You know, I actually thought I’d written about Sherlock Holmes Consulting Detective here before, but it turns out that I hadn’t — and while you’ll see it again next week (spoilers!), I think it’s worth noting here as a great cooperative game. It’s a game without the boundaries provided by a board, pieces, rounds, and much of the ephemera that makes up what we think about when we think about board games. Instead, it’s a series of mysteries to solve in the Holmesian universe, and you’ll find they’re actually kind of difficult.
The game is played in a series of casebooks, a handful of newspapers (which, thankfully, are not printed on newsprint — I’ve spent enough time around that stuff,) a directory, and a map. This game will take all your mystery solving skills if you expect to perform well.
There’s a lot of reading involved here, and unless you’re playing solo — which is certainly very feasible — you’ll spend a lot of time reading aloud. Make sure you’ve got some water and snacks handy before you start this one — it’ll be at least a couple of hours if you’re thorough.
The Lord of the Rings
This one might be a little long in the tooth, given it’s been on the market for over 20 years now, but Reiner Knizia’s cooperative take on The Lord of the Rings is an experience to be had. It takes the classic tale and gives you the opportunity to fail at casting the ring into Mount Doom. It actually recently came back into print in the form of an anniversary edition, and if it’s the sort of thing that draws your attention, it’s at the very least worth a look.
After all, this is widely considered to be one of the earliest cooperative board games in modern board gaming, and it’s really quite interesting to see how things have progressed over these 20 years.
Other great non-Pandemic cooperative games I’ve written about in this newsletter
The Crew is an amazing cooperative trick-taking game that I wrote about in Issue 11: The best in 2020 board games.
The Mind is a strange adventure of playing numbers in ascending order. I wrote about in Issue 10: Great games in small boxes.
Fox in the Forest Duet made my board game gift guide for 2020 in Issue 9. It’s a two-player cooperative trick-taking game.
Burgle Bros (and Burgle Bros 2) is a fantastic game, and one I talked with designer Tim Fowers about in Issue 13.
Harry Potter Hogwarts Battle is a great deck-building game I talked about briefly in Issue 14, which focused on great games from 2016.
There are, of course, plenty more. Maybe I’ll scribe a sequel to this. There are enough great games of all sorts coming out these days that it may be nice to look at some others, too.
Wait, what about Pandemic?
I love Pandemic. I wrote about Pandemic Iberia last week in my look at great board games from 2016. So don’t take this newsletter as anything about Pandemic. Still, variety in life is always a good thing, and while Pandemic is easily the most popular cooperative board game on the market, there’s so much other great stuff to highlight.

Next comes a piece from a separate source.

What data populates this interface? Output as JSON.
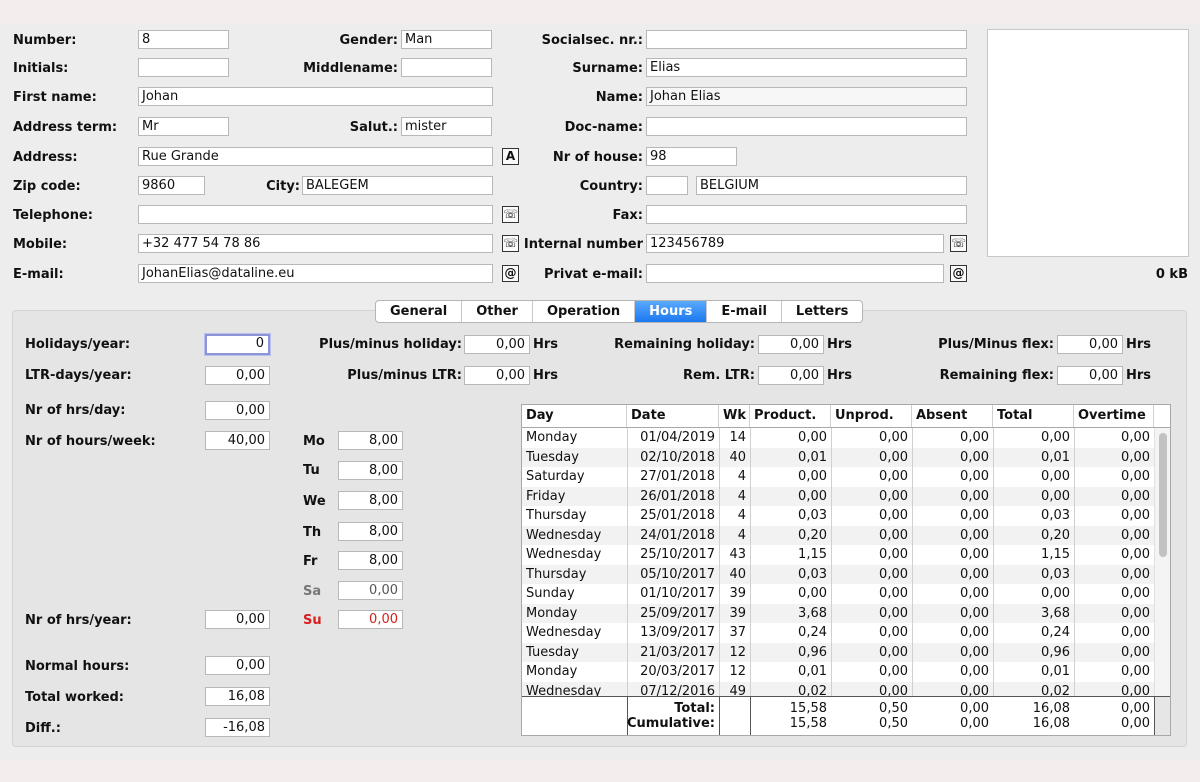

Besides, once I play through Pandemic Legacy Season Zero, you can expect a newsletter all about Pandemic. That should be fun, right? (Also: Do you think Matt Leacock would ever do a Pandemic roll-and-write? Would that even be a good idea? I think I want to play one. Hmm!)